Upon retirement, he continued teaching, joining Ralph Bennett, a fellow professor emeritus, in a shared office in the Architecture Building, where they talked about politics, office culture, students, architecture and Terps Basketball. An autographed basketball by Gary Williams still sits by the desk. A table just outside the office, dubbed “Karl’s café,” was a favorite place for faculty and staff to eat. Bennett notes that while Du Puy wasn’t actively practicing during his teaching years, his talent and eye for the built form was emulated by his students and colleagues, making them “smarter and better.”
“He was outstanding on reviews, starting his comments with ‘Lookit,’ as he would launch into comments in a totally constructive way—corrective, but never remotely dismissive—tasking everyone in the search for better ways to make buildings and places,” says Bennett. “What he had to share was exceeded only by his willingness to share it—far and wide, year after year, with all of us.”
Karl Du Puy received his baccalaureate from Dartmouth College, his Master of Architecture from University of Pennsylvania, and a Bouwkundig Ingenieur (M ARCH) from Delft University of Technology. In addition to his teaching career, he was a licensed architect and practiced urban design in New York City, beginning with the Department of City Planning and eventually being named principal urban designer in the Mayor's Office of Development in New York. More recently, he had a long-standing relationship with Rockville, Maryland, where he consulted on redesign of the downtown core of that city and was a contributor with the Bethesda Design Advisory Panel.
Du Puy was a member of the American Institute of Architects and the Society for American City and Regional Planning History. He was recipient of the Paul Kea Medal, which is the highest honor bestowed by the American Institute of Architects Potomac Valley chapter.
Karl Du Puy is survived by his wife Margaret “Peg” Kepner, of Washington, D.C., and their two sons, Rick and Paul. The school is currently working with the family on an appropriate way to honor Karl’s legacy; details will be forthcoming.

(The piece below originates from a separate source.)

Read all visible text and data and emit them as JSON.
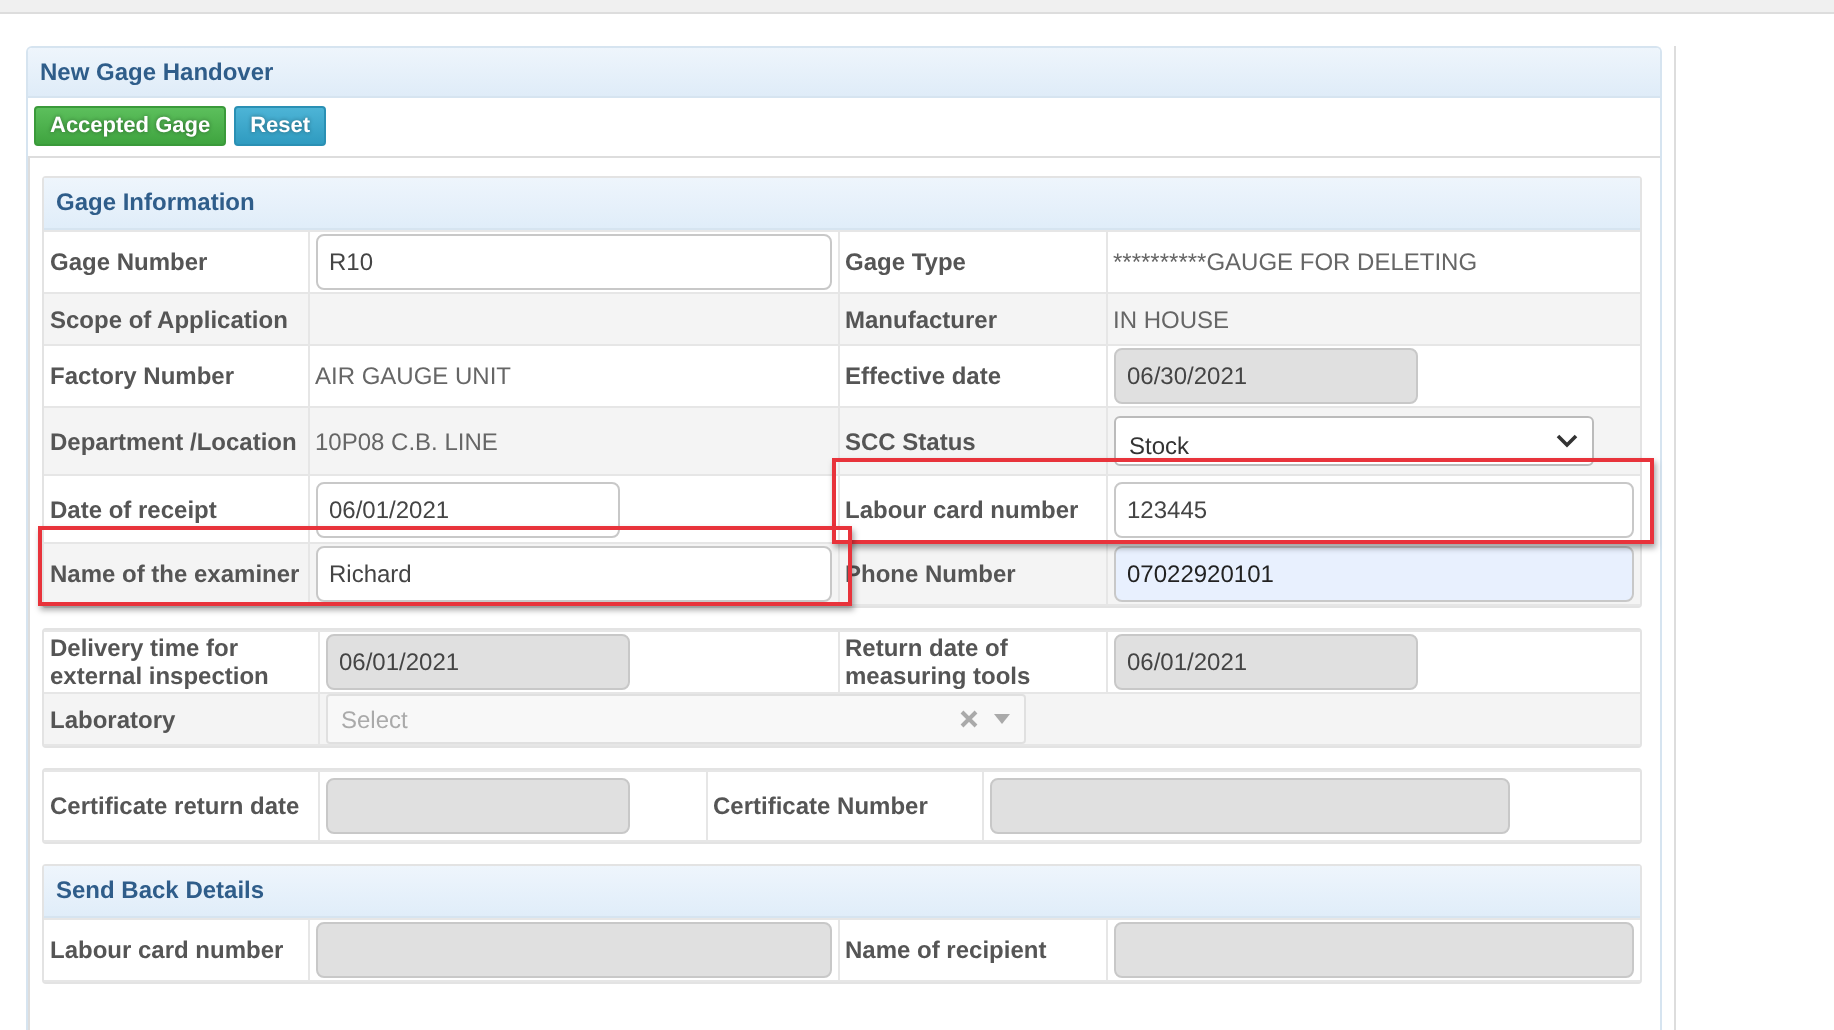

“Inimitable style, unforgettable moments, invaluable lessons; the world needs more people like Karl,” said Thomas Bucci (M.ARCH ’90). “If a well-lived life means you left the world a better place than you found it, then Karl lived the best life possible.”
To offer your condolences to the family, you may email Margaret at firstname.lastname@example.org.
A Partial Karl Du Puy Lexicon
In 2018, Architecture alums Tom Wheeler (MRED ’12) and Shawn Buehler (B.S. Architecture ’97, M.ARCH ’01) compiled a comprehensive list of Du Puyisms for MAPP’s 50th Anniversary Book. A portion is reprinted here with some additions from Karl’s students over the years:
Emotions and Descriptors:
“Just shoot me.”
“I used to be six feet tall with a full head of hair.”
“With all due respect, you’re an idiot / excuse me? / hel-LO-o / you’ll rot in hell!”
“Awwww, COME on!”
“Give me a break.”
“Don’t get me started.”
“You're damn right, you better agree with me.”
“Make it sexy, man!”
“What would (insert name of famous architect) do?”
“Theory of the 2nd man”
“Light and Air!”
“Know the difference between a street and a road”
“Anything “R” Us”
“Be less linear!”
“Simplify and clarify.”
“Get to work!”
“Can’t dance and it’s too wet to plow.”
“Laughing and scratching”
“You’re a beast!”
“If you don't come to class, you're going to hell.”
“Even if you fall asleep in the back row, you have to come to my class.”
“Some good, some bad, some in between.”
“Unmitigated dog s&*t”
“Big cash prizes”